Allotments, however, are a statutory obligation on the local authorities and, in theory, they must make the appropriate land available for all that want a plot. AS I said, that is the theory of the law. In practice it is not being done. Rather council owned land is sold off to developers for houses; houses that are beyond the pocket of the ordinary working man.

A slightly more radical approach, but one much truer to the experience of the Diggers, is to reclaim abandoned or derelict land. This has been taking place for decades across abandoned villages in the Spanish Pyrenees and French Alps. A variety of networks, ranging from Longo Mai, which was founded in 1972, to the more recent Reclaim the Fields, are helping people to create land-based projects which focus on food sovereignty and autonomy from the dictates of large agribusinesses.

With youth unemployment reaching the highest levels since 1992, and the average age of farmers creeping close to 60, there is a tremendous window of opportunity being ignored by the current government. In the United States, organisations such as the Greenhorns and the Young Farmers Coalition have been critical in co-ordinating an accelerating movement of young farmers who play a key role in creating sustainable, sovereign and secure food production systems.

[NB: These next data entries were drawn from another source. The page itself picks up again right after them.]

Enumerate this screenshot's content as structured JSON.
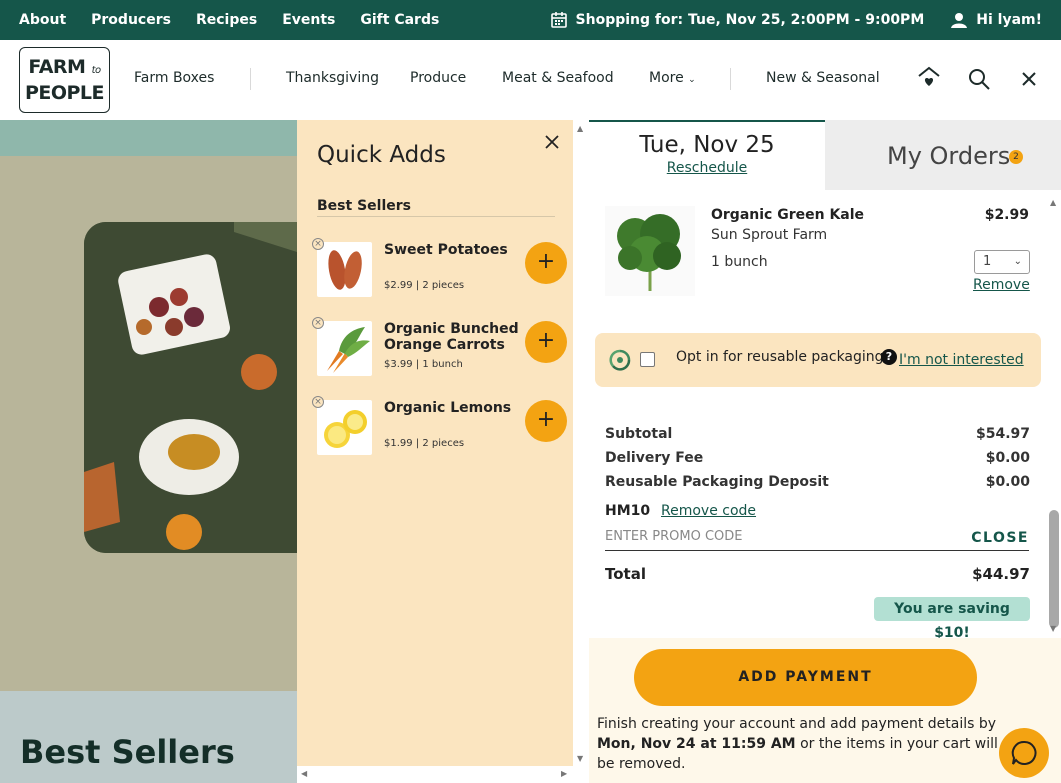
{
  "topbar": {
    "links": [
      "About",
      "Producers",
      "Recipes",
      "Events",
      "Gift Cards"
    ],
    "shopping_for": "Shopping for: Tue, Nov 25, 2:00PM - 9:00PM",
    "greeting": "Hi lyam!"
  },
  "nav": {
    "logo_line1": "FARM",
    "logo_line2": "to",
    "logo_line3": "PEOPLE",
    "items": [
      "Farm Boxes",
      "Thanksgiving",
      "Produce",
      "Meat & Seafood",
      "More",
      "New & Seasonal"
    ]
  },
  "background": {
    "heading": "Best Sellers"
  },
  "quick_adds": {
    "title": "Quick Adds",
    "section": "Best Sellers",
    "items": [
      {
        "name": "Sweet Potatoes",
        "price": "$2.99",
        "qty": "2 pieces"
      },
      {
        "name": "Organic Bunched Orange Carrots",
        "price": "$3.99",
        "qty": "1 bunch"
      },
      {
        "name": "Organic Lemons",
        "price": "$1.99",
        "qty": "2 pieces"
      }
    ]
  },
  "cart": {
    "date_tab": "Tue, Nov 25",
    "reschedule": "Reschedule",
    "orders_tab": "My Orders",
    "orders_count": "2",
    "product": {
      "name": "Organic Green Kale",
      "farm": "Sun Sprout Farm",
      "unit": "1 bunch",
      "price": "$2.99",
      "qty": "1",
      "remove": "Remove"
    },
    "optin": {
      "text": "Opt in for reusable packaging.",
      "help": "?",
      "decline": "I'm not interested"
    },
    "summary": [
      {
        "label": "Subtotal",
        "value": "$54.97"
      },
      {
        "label": "Delivery Fee",
        "value": "$0.00"
      },
      {
        "label": "Reusable Packaging Deposit",
        "value": "$0.00"
      }
    ],
    "promo_code": "HM10",
    "remove_code": "Remove code",
    "promo_placeholder": "ENTER PROMO CODE",
    "promo_close": "CLOSE",
    "total_label": "Total",
    "total_value": "$44.97",
    "saving": "You are saving $10!",
    "pay_button": "ADD PAYMENT",
    "pay_msg_1": "Finish creating your account and add payment details by ",
    "pay_msg_date": "Mon, Nov 24 at 11:59 AM",
    "pay_msg_2": " or the items in your cart will be removed."
  },
  "colors": {
    "brand_green": "#15564a",
    "accent_orange": "#f3a312",
    "cream": "#fbe5c0"
  }
}
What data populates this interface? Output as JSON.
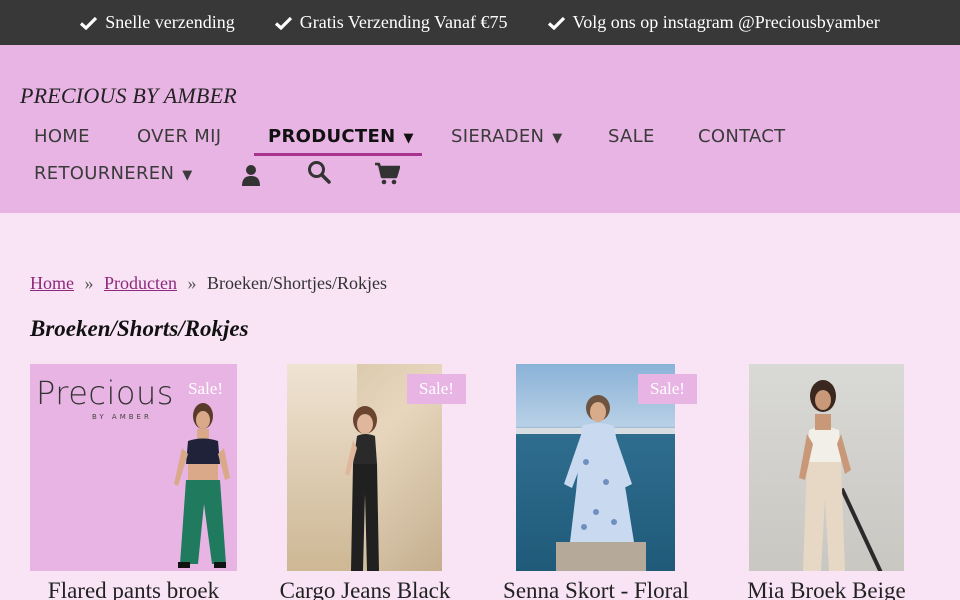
{
  "topbar": {
    "items": [
      {
        "icon": "check-icon",
        "text": "Snelle verzending"
      },
      {
        "icon": "check-icon",
        "text": "Gratis Verzending Vanaf €75"
      },
      {
        "icon": "check-icon",
        "text": "Volg ons op instagram @Preciousbyamber"
      }
    ]
  },
  "header": {
    "logo": "PRECIOUS BY AMBER",
    "nav": {
      "home": "HOME",
      "over_mij": "OVER MIJ",
      "producten": "PRODUCTEN",
      "sieraden": "SIERADEN",
      "sale": "SALE",
      "contact": "CONTACT",
      "retourneren": "RETOURNEREN",
      "caret": "▼"
    },
    "icons": [
      "user-icon",
      "search-icon",
      "cart-icon"
    ]
  },
  "breadcrumb": {
    "home": "Home",
    "producten": "Producten",
    "current": "Broeken/Shortjes/Rokjes",
    "separator": "»"
  },
  "page_title": "Broeken/Shorts/Rokjes",
  "products": [
    {
      "name": "Flared pants broek",
      "sale": "Sale!",
      "image_text": "Precious",
      "image_subtext": "BY AMBER"
    },
    {
      "name": "Cargo Jeans Black",
      "sale": "Sale!"
    },
    {
      "name": "Senna Skort - Floral",
      "sale": "Sale!"
    },
    {
      "name": "Mia Broek Beige"
    }
  ],
  "colors": {
    "topbar": "#383838",
    "header": "#e8b4e3",
    "page": "#f8e4f5",
    "accent": "#a8348f",
    "sale": "#e8b4e3"
  }
}
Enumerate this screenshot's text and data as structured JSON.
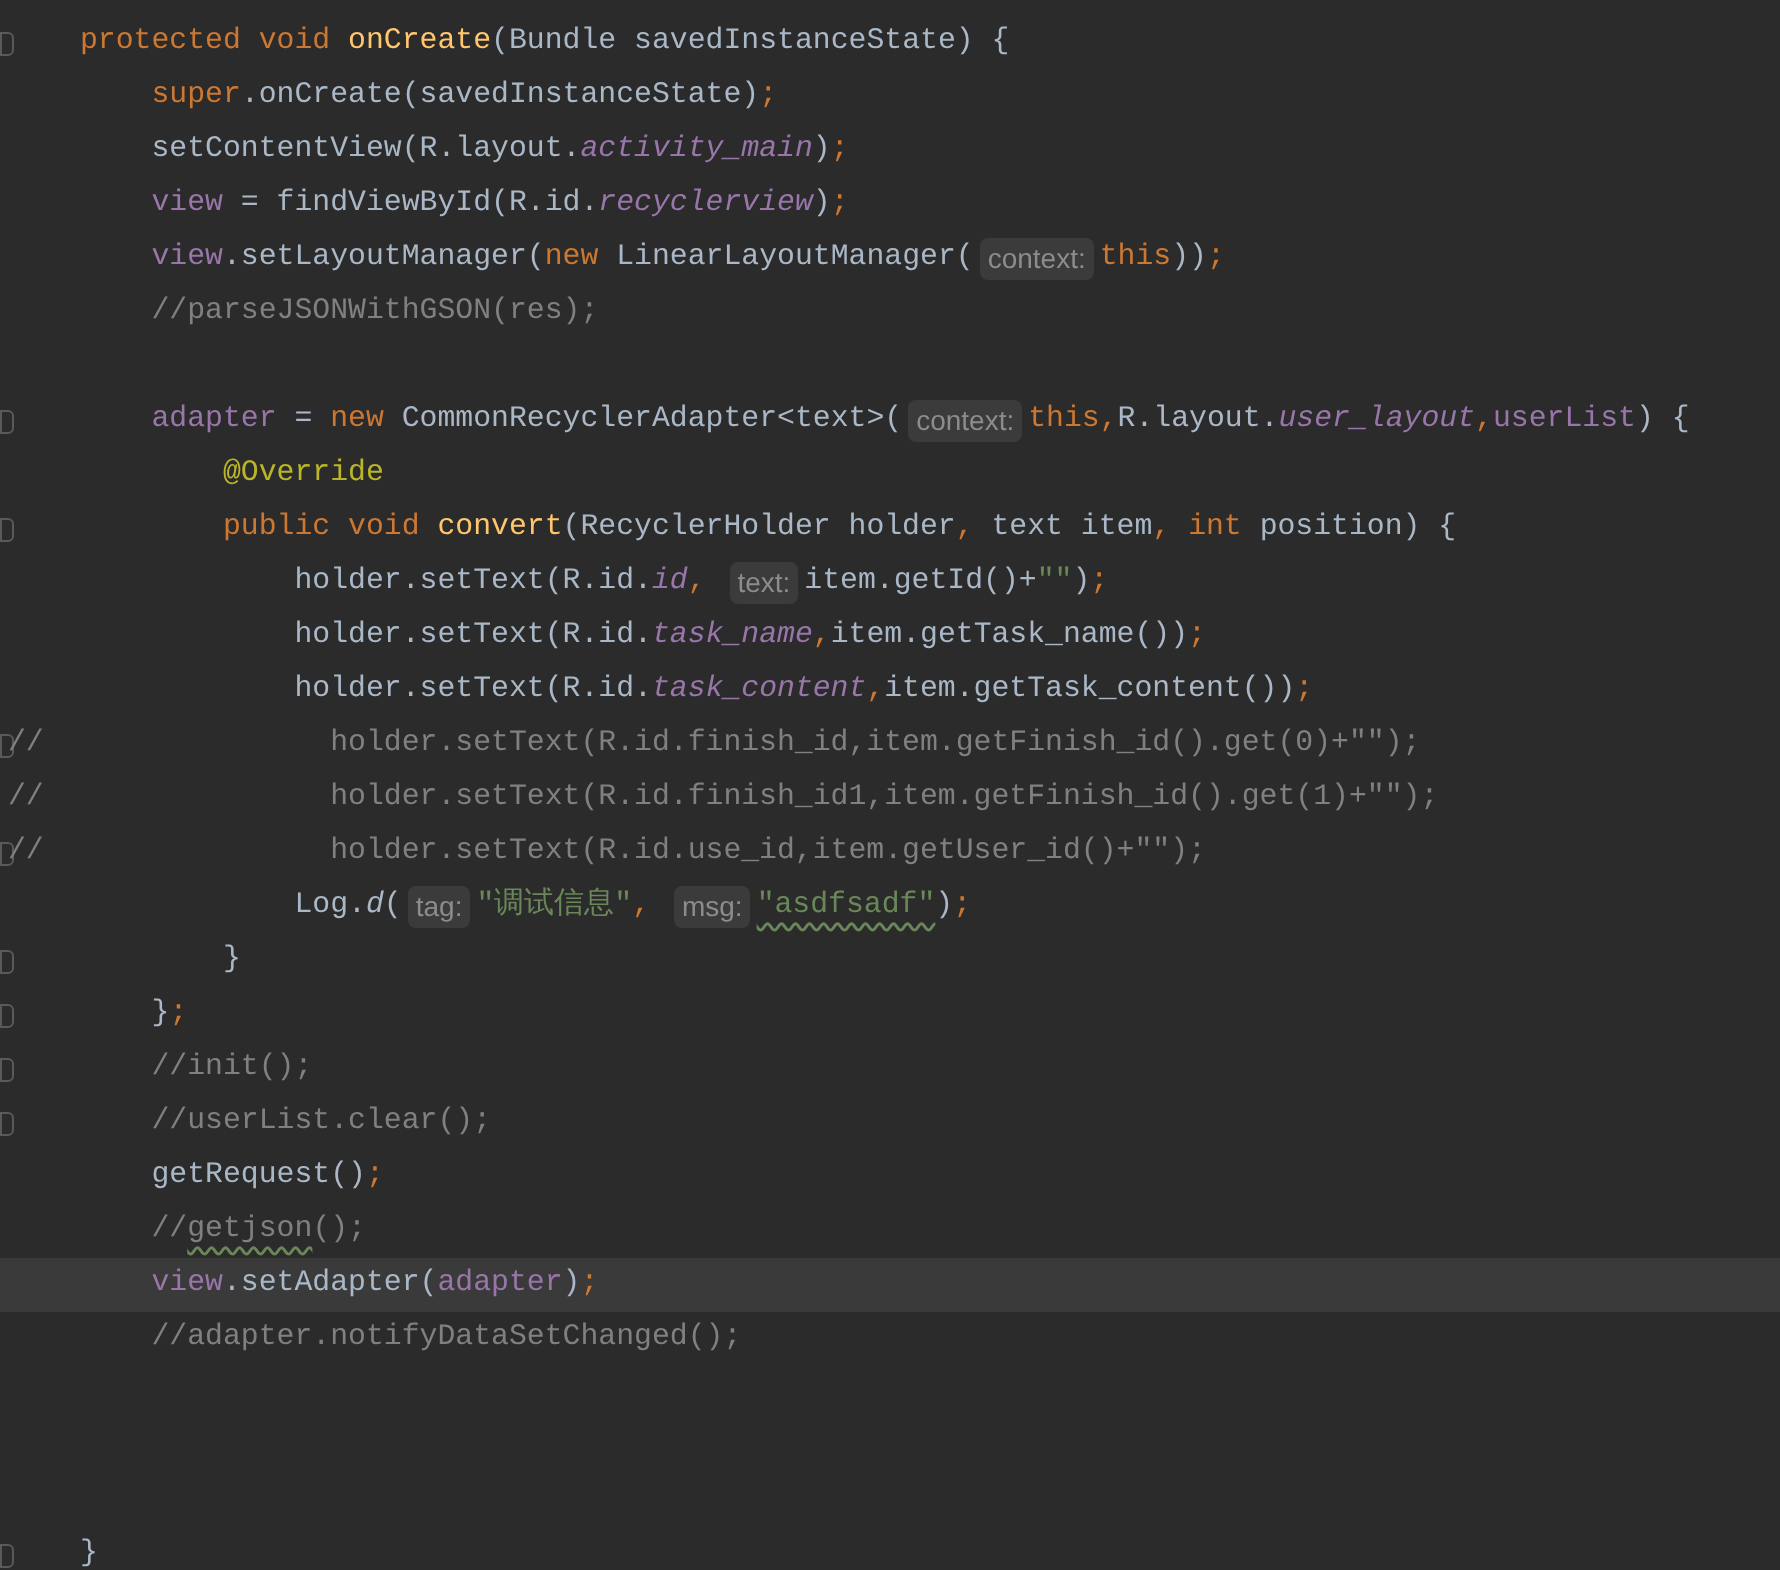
{
  "editor": {
    "lines": [
      {
        "fold": true,
        "current": false,
        "tokens": [
          {
            "kind": "keyword",
            "text": "protected void "
          },
          {
            "kind": "method",
            "text": "onCreate"
          },
          {
            "kind": "plain",
            "text": "(Bundle savedInstanceState) {"
          }
        ]
      },
      {
        "fold": false,
        "current": false,
        "tokens": [
          {
            "kind": "keyword",
            "text": "    super"
          },
          {
            "kind": "plain",
            "text": ".onCreate(savedInstanceState)"
          },
          {
            "kind": "punct",
            "text": ";"
          }
        ]
      },
      {
        "fold": false,
        "current": false,
        "tokens": [
          {
            "kind": "plain",
            "text": "    setContentView(R.layout."
          },
          {
            "kind": "field",
            "text": "activity_main"
          },
          {
            "kind": "plain",
            "text": ")"
          },
          {
            "kind": "punct",
            "text": ";"
          }
        ]
      },
      {
        "fold": false,
        "current": false,
        "tokens": [
          {
            "kind": "var",
            "text": "    view"
          },
          {
            "kind": "plain",
            "text": " = findViewById(R.id."
          },
          {
            "kind": "field",
            "text": "recyclerview"
          },
          {
            "kind": "plain",
            "text": ")"
          },
          {
            "kind": "punct",
            "text": ";"
          }
        ]
      },
      {
        "fold": false,
        "current": false,
        "tokens": [
          {
            "kind": "var",
            "text": "    view"
          },
          {
            "kind": "plain",
            "text": ".setLayoutManager("
          },
          {
            "kind": "keyword",
            "text": "new "
          },
          {
            "kind": "plain",
            "text": "LinearLayoutManager("
          },
          {
            "kind": "hint",
            "text": "context:"
          },
          {
            "kind": "keyword",
            "text": "this"
          },
          {
            "kind": "plain",
            "text": "))"
          },
          {
            "kind": "punct",
            "text": ";"
          }
        ]
      },
      {
        "fold": false,
        "current": false,
        "tokens": [
          {
            "kind": "comment",
            "text": "    //parseJSONWithGSON(res);"
          }
        ]
      },
      {
        "fold": false,
        "current": false
      },
      {
        "fold": true,
        "current": false,
        "tokens": [
          {
            "kind": "var",
            "text": "    adapter"
          },
          {
            "kind": "plain",
            "text": " = "
          },
          {
            "kind": "keyword",
            "text": "new "
          },
          {
            "kind": "plain",
            "text": "CommonRecyclerAdapter<text>("
          },
          {
            "kind": "hint",
            "text": "context:"
          },
          {
            "kind": "keyword",
            "text": "this"
          },
          {
            "kind": "punct",
            "text": ","
          },
          {
            "kind": "plain",
            "text": "R.layout."
          },
          {
            "kind": "field",
            "text": "user_layout"
          },
          {
            "kind": "punct",
            "text": ","
          },
          {
            "kind": "var",
            "text": "userList"
          },
          {
            "kind": "plain",
            "text": ") {"
          }
        ]
      },
      {
        "fold": false,
        "current": false,
        "tokens": [
          {
            "kind": "annotation",
            "text": "        @Override"
          }
        ]
      },
      {
        "fold": true,
        "current": false,
        "tokens": [
          {
            "kind": "keyword",
            "text": "        public void "
          },
          {
            "kind": "method",
            "text": "convert"
          },
          {
            "kind": "plain",
            "text": "(RecyclerHolder holder"
          },
          {
            "kind": "punct",
            "text": ", "
          },
          {
            "kind": "plain",
            "text": "text item"
          },
          {
            "kind": "punct",
            "text": ", "
          },
          {
            "kind": "keyword",
            "text": "int "
          },
          {
            "kind": "plain",
            "text": "position) {"
          }
        ]
      },
      {
        "fold": false,
        "current": false,
        "tokens": [
          {
            "kind": "plain",
            "text": "            holder.setText(R.id."
          },
          {
            "kind": "field",
            "text": "id"
          },
          {
            "kind": "punct",
            "text": ", "
          },
          {
            "kind": "hint",
            "text": "text:"
          },
          {
            "kind": "plain",
            "text": "item.getId()+"
          },
          {
            "kind": "string",
            "text": "\"\""
          },
          {
            "kind": "plain",
            "text": ")"
          },
          {
            "kind": "punct",
            "text": ";"
          }
        ]
      },
      {
        "fold": false,
        "current": false,
        "tokens": [
          {
            "kind": "plain",
            "text": "            holder.setText(R.id."
          },
          {
            "kind": "field",
            "text": "task_name"
          },
          {
            "kind": "punct",
            "text": ","
          },
          {
            "kind": "plain",
            "text": "item.getTask_name())"
          },
          {
            "kind": "punct",
            "text": ";"
          }
        ]
      },
      {
        "fold": false,
        "current": false,
        "tokens": [
          {
            "kind": "plain",
            "text": "            holder.setText(R.id."
          },
          {
            "kind": "field",
            "text": "task_content"
          },
          {
            "kind": "punct",
            "text": ","
          },
          {
            "kind": "plain",
            "text": "item.getTask_content())"
          },
          {
            "kind": "punct",
            "text": ";"
          }
        ]
      },
      {
        "fold": true,
        "current": false,
        "gutter_text": "//",
        "tokens": [
          {
            "kind": "comment",
            "text": "              holder.setText(R.id.finish_id,item.getFinish_id().get(0)+\"\");"
          }
        ]
      },
      {
        "fold": false,
        "current": false,
        "gutter_text": "//",
        "tokens": [
          {
            "kind": "comment",
            "text": "              holder.setText(R.id.finish_id1,item.getFinish_id().get(1)+\"\");"
          }
        ]
      },
      {
        "fold": true,
        "current": false,
        "gutter_text": "//",
        "tokens": [
          {
            "kind": "comment",
            "text": "              holder.setText(R.id.use_id,item.getUser_id()+\"\");"
          }
        ]
      },
      {
        "fold": false,
        "current": false,
        "tokens": [
          {
            "kind": "plain",
            "text": "            Log."
          },
          {
            "kind": "static",
            "text": "d"
          },
          {
            "kind": "plain",
            "text": "("
          },
          {
            "kind": "hint",
            "text": "tag:"
          },
          {
            "kind": "string",
            "text": "\"调试信息\""
          },
          {
            "kind": "punct",
            "text": ", "
          },
          {
            "kind": "hint",
            "text": "msg:"
          },
          {
            "kind": "string",
            "text": "\"asdfsadf\"",
            "typo": true
          },
          {
            "kind": "plain",
            "text": ")"
          },
          {
            "kind": "punct",
            "text": ";"
          }
        ]
      },
      {
        "fold": true,
        "current": false,
        "tokens": [
          {
            "kind": "plain",
            "text": "        }"
          }
        ]
      },
      {
        "fold": true,
        "current": false,
        "tokens": [
          {
            "kind": "plain",
            "text": "    }"
          },
          {
            "kind": "punct",
            "text": ";"
          }
        ]
      },
      {
        "fold": true,
        "current": false,
        "tokens": [
          {
            "kind": "comment",
            "text": "    //init();"
          }
        ]
      },
      {
        "fold": true,
        "current": false,
        "tokens": [
          {
            "kind": "comment",
            "text": "    //userList.clear();"
          }
        ]
      },
      {
        "fold": false,
        "current": false,
        "tokens": [
          {
            "kind": "plain",
            "text": "    getRequest()"
          },
          {
            "kind": "punct",
            "text": ";"
          }
        ]
      },
      {
        "fold": false,
        "current": false,
        "tokens": [
          {
            "kind": "comment",
            "text": "    //"
          },
          {
            "kind": "comment",
            "text": "getjson",
            "typo": true
          },
          {
            "kind": "comment",
            "text": "();"
          }
        ]
      },
      {
        "fold": false,
        "current": true,
        "tokens": [
          {
            "kind": "var",
            "text": "    view"
          },
          {
            "kind": "plain",
            "text": ".setAdapter("
          },
          {
            "kind": "var",
            "text": "adapter"
          },
          {
            "kind": "plain",
            "text": ")"
          },
          {
            "kind": "punct",
            "text": ";"
          }
        ]
      },
      {
        "fold": false,
        "current": false,
        "tokens": [
          {
            "kind": "comment",
            "text": "    //adapter.notifyDataSetChanged();"
          }
        ]
      },
      {
        "fold": false,
        "current": false
      },
      {
        "fold": false,
        "current": false
      },
      {
        "fold": false,
        "current": false
      },
      {
        "fold": true,
        "current": false,
        "tokens": [
          {
            "kind": "plain",
            "text": "}"
          }
        ]
      }
    ]
  }
}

In Britain, a varied group of organisations and individuals all contribute significant resources in the effort to create such food systems, but struggle to make headway in the current economic and political environment. A movement such as “Reclaim the Fields” – which describes itself as "a constellation of young people and collective projects" – has the capacity to inspire a younger generation to experience the utopianism of the Diggers at a time when our food system is in desperate need of overhaul.

On the other hand we have so much derelict land that could be transformed into “communal gardens and -farms” even though it may be old brownfield and other industrial sites that we are talking about here.

You do not have to dig into the ground to grow fruit and vegetables and other crops. It is possible to do everything above ground in planters and on the large scale those can be the one tonne builders bags that are sent to landfill by the tonne every day. All that is needed is to get soil. And even in that case soil can be saved – to a degree – if the lasagna gardening approach is being taken.

Every housing estate could have its own communal garden and every old industrial site that has no uses for anything – and there are many of them that are beginning to become overgrown and falling apart – could become gardens and “farms”. All that is needed is the will to do it and especially here the will by the politicians, local and central, to let people do it.

You do not, like the Diggers, have to defy the law. It could all be done within the law if the governments, local and central, would just be prepared to let it happen and trust the people.

© 2011